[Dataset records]
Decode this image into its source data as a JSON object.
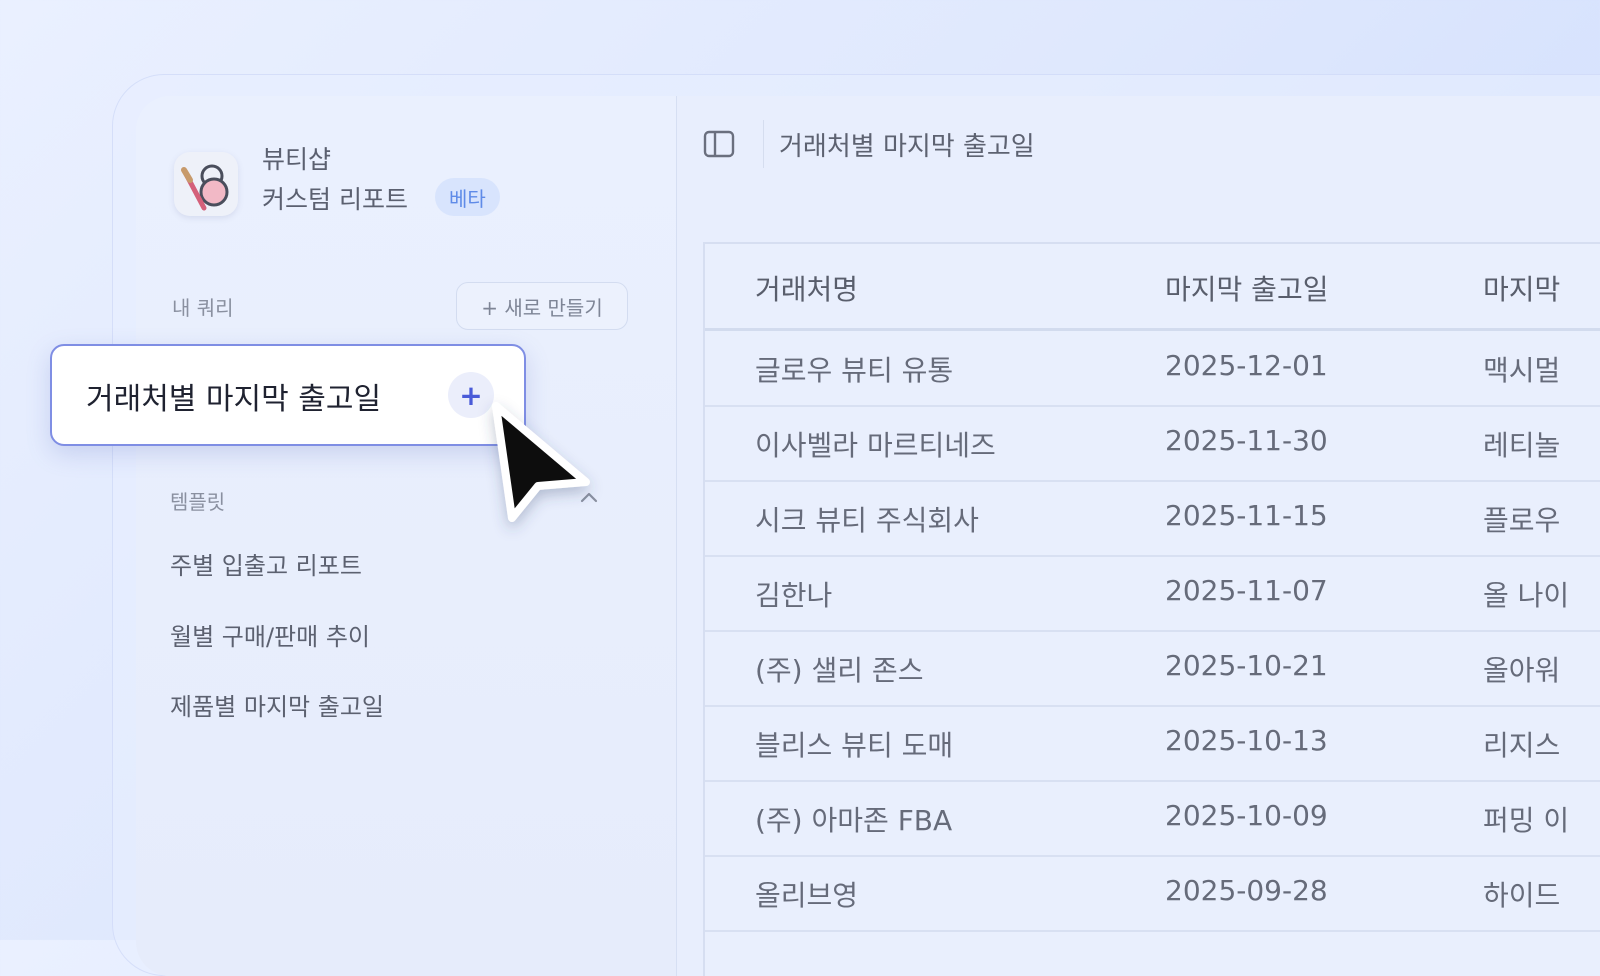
{
  "app": {
    "name": "뷰티샵",
    "subtitle": "커스텀 리포트",
    "badge": "베타"
  },
  "sidebar": {
    "my_queries_label": "내 쿼리",
    "new_button_label": "+ 새로 만들기",
    "active_query": {
      "label": "거래처별 마지막 출고일",
      "add_symbol": "+"
    },
    "templates_label": "템플릿",
    "templates": [
      {
        "label": "주별 입출고 리포트"
      },
      {
        "label": "월별 구매/판매 추이"
      },
      {
        "label": "제품별 마지막 출고일"
      }
    ]
  },
  "main": {
    "title": "거래처별 마지막 출고일",
    "table": {
      "headers": [
        "거래처명",
        "마지막 출고일",
        "마지막"
      ],
      "rows": [
        [
          "글로우 뷰티 유통",
          "2025-12-01",
          "맥시멀"
        ],
        [
          "이사벨라 마르티네즈",
          "2025-11-30",
          "레티놀"
        ],
        [
          "시크 뷰티 주식회사",
          "2025-11-15",
          "플로우"
        ],
        [
          "김한나",
          "2025-11-07",
          "올 나이"
        ],
        [
          "(주) 샐리 존스",
          "2025-10-21",
          "올아워"
        ],
        [
          "블리스 뷰티 도매",
          "2025-10-13",
          "리지스"
        ],
        [
          "(주) 아마존 FBA",
          "2025-10-09",
          "퍼밍 이"
        ],
        [
          "올리브영",
          "2025-09-28",
          "하이드"
        ]
      ]
    }
  },
  "colors": {
    "accent": "#4a5bd8",
    "card_border": "#7f8ee4",
    "badge_bg": "#d8e4fd",
    "badge_text": "#5f8be8"
  }
}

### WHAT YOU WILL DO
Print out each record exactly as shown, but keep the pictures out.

### TASK RESPONSE
Decode this image into its source data as a JSON object.
{
  "app": {
    "name": "뷰티샵",
    "subtitle": "커스텀 리포트",
    "badge": "베타"
  },
  "sidebar": {
    "my_queries_label": "내 쿼리",
    "new_button_label": "+ 새로 만들기",
    "active_query": {
      "label": "거래처별 마지막 출고일",
      "add_symbol": "+"
    },
    "templates_label": "템플릿",
    "templates": [
      {
        "label": "주별 입출고 리포트"
      },
      {
        "label": "월별 구매/판매 추이"
      },
      {
        "label": "제품별 마지막 출고일"
      }
    ]
  },
  "main": {
    "title": "거래처별 마지막 출고일",
    "table": {
      "headers": [
        "거래처명",
        "마지막 출고일",
        "마지막"
      ],
      "rows": [
        [
          "글로우 뷰티 유통",
          "2025-12-01",
          "맥시멀"
        ],
        [
          "이사벨라 마르티네즈",
          "2025-11-30",
          "레티놀"
        ],
        [
          "시크 뷰티 주식회사",
          "2025-11-15",
          "플로우"
        ],
        [
          "김한나",
          "2025-11-07",
          "올 나이"
        ],
        [
          "(주) 샐리 존스",
          "2025-10-21",
          "올아워"
        ],
        [
          "블리스 뷰티 도매",
          "2025-10-13",
          "리지스"
        ],
        [
          "(주) 아마존 FBA",
          "2025-10-09",
          "퍼밍 이"
        ],
        [
          "올리브영",
          "2025-09-28",
          "하이드"
        ]
      ]
    }
  },
  "colors": {
    "accent": "#4a5bd8",
    "card_border": "#7f8ee4",
    "badge_bg": "#d8e4fd",
    "badge_text": "#5f8be8"
  }
}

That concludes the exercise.